What needs to be done
Each entry below must appear in the answer exactly as written.

Data extract START

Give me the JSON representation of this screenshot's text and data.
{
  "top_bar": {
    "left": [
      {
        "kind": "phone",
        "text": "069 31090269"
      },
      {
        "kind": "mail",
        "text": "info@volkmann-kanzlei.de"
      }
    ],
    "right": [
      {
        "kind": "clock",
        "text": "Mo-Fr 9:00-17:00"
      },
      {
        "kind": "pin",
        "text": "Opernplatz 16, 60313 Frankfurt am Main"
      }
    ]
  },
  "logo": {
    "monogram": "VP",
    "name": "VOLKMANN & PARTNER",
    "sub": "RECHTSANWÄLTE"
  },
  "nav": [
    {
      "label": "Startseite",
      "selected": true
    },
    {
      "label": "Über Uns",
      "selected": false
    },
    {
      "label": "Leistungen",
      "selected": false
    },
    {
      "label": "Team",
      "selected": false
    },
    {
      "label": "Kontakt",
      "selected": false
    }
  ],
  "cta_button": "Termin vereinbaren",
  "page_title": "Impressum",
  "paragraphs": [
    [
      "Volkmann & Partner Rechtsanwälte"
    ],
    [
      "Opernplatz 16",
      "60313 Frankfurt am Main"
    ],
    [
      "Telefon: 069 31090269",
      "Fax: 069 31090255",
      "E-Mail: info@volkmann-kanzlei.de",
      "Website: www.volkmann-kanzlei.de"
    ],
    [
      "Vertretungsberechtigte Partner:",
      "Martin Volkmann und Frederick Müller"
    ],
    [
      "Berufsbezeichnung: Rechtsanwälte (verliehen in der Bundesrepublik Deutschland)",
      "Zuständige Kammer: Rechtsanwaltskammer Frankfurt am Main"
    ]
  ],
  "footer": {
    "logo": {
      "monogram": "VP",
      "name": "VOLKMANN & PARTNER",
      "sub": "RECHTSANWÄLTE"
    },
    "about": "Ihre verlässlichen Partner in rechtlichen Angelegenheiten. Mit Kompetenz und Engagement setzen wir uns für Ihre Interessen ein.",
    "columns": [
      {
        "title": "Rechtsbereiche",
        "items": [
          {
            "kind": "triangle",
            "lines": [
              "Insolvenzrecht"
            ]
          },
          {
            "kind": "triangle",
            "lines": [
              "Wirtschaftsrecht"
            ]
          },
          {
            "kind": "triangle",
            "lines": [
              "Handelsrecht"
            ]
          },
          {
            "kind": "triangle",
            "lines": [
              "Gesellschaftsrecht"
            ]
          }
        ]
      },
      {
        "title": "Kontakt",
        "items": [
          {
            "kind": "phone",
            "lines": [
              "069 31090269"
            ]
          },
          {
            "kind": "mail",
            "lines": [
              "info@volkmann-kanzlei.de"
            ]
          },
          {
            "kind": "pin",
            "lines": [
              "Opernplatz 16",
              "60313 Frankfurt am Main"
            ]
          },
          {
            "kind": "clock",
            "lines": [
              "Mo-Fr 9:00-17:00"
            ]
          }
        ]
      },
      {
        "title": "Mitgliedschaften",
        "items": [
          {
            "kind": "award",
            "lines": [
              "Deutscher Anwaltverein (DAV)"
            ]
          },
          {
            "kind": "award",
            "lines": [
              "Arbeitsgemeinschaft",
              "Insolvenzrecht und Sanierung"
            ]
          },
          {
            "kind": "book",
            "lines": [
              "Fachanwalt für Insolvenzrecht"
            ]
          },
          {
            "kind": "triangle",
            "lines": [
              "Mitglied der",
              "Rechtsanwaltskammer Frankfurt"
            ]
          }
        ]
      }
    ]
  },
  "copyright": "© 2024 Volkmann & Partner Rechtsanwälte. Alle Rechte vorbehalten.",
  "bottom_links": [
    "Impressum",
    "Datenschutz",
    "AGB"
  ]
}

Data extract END

Exercise response
Give me the JSON representation of this screenshot's text and data.
{
  "top_bar": {
    "left": [
      {
        "kind": "phone",
        "text": "069 31090269"
      },
      {
        "kind": "mail",
        "text": "info@volkmann-kanzlei.de"
      }
    ],
    "right": [
      {
        "kind": "clock",
        "text": "Mo-Fr 9:00-17:00"
      },
      {
        "kind": "pin",
        "text": "Opernplatz 16, 60313 Frankfurt am Main"
      }
    ]
  },
  "logo": {
    "monogram": "VP",
    "name": "VOLKMANN & PARTNER",
    "sub": "RECHTSANWÄLTE"
  },
  "nav": [
    {
      "label": "Startseite",
      "selected": true
    },
    {
      "label": "Über Uns",
      "selected": false
    },
    {
      "label": "Leistungen",
      "selected": false
    },
    {
      "label": "Team",
      "selected": false
    },
    {
      "label": "Kontakt",
      "selected": false
    }
  ],
  "cta_button": "Termin vereinbaren",
  "page_title": "Impressum",
  "paragraphs": [
    [
      "Volkmann & Partner Rechtsanwälte"
    ],
    [
      "Opernplatz 16",
      "60313 Frankfurt am Main"
    ],
    [
      "Telefon: 069 31090269",
      "Fax: 069 31090255",
      "E-Mail: info@volkmann-kanzlei.de",
      "Website: www.volkmann-kanzlei.de"
    ],
    [
      "Vertretungsberechtigte Partner:",
      "Martin Volkmann und Frederick Müller"
    ],
    [
      "Berufsbezeichnung: Rechtsanwälte (verliehen in der Bundesrepublik Deutschland)",
      "Zuständige Kammer: Rechtsanwaltskammer Frankfurt am Main"
    ]
  ],
  "footer": {
    "logo": {
      "monogram": "VP",
      "name": "VOLKMANN & PARTNER",
      "sub": "RECHTSANWÄLTE"
    },
    "about": "Ihre verlässlichen Partner in rechtlichen Angelegenheiten. Mit Kompetenz und Engagement setzen wir uns für Ihre Interessen ein.",
    "columns": [
      {
        "title": "Rechtsbereiche",
        "items": [
          {
            "kind": "triangle",
            "lines": [
              "Insolvenzrecht"
            ]
          },
          {
            "kind": "triangle",
            "lines": [
              "Wirtschaftsrecht"
            ]
          },
          {
            "kind": "triangle",
            "lines": [
              "Handelsrecht"
            ]
          },
          {
            "kind": "triangle",
            "lines": [
              "Gesellschaftsrecht"
            ]
          }
        ]
      },
      {
        "title": "Kontakt",
        "items": [
          {
            "kind": "phone",
            "lines": [
              "069 31090269"
            ]
          },
          {
            "kind": "mail",
            "lines": [
              "info@volkmann-kanzlei.de"
            ]
          },
          {
            "kind": "pin",
            "lines": [
              "Opernplatz 16",
              "60313 Frankfurt am Main"
            ]
          },
          {
            "kind": "clock",
            "lines": [
              "Mo-Fr 9:00-17:00"
            ]
          }
        ]
      },
      {
        "title": "Mitgliedschaften",
        "items": [
          {
            "kind": "award",
            "lines": [
              "Deutscher Anwaltverein (DAV)"
            ]
          },
          {
            "kind": "award",
            "lines": [
              "Arbeitsgemeinschaft",
              "Insolvenzrecht und Sanierung"
            ]
          },
          {
            "kind": "book",
            "lines": [
              "Fachanwalt für Insolvenzrecht"
            ]
          },
          {
            "kind": "triangle",
            "lines": [
              "Mitglied der",
              "Rechtsanwaltskammer Frankfurt"
            ]
          }
        ]
      }
    ]
  },
  "copyright": "© 2024 Volkmann & Partner Rechtsanwälte. Alle Rechte vorbehalten.",
  "bottom_links": [
    "Impressum",
    "Datenschutz",
    "AGB"
  ]
}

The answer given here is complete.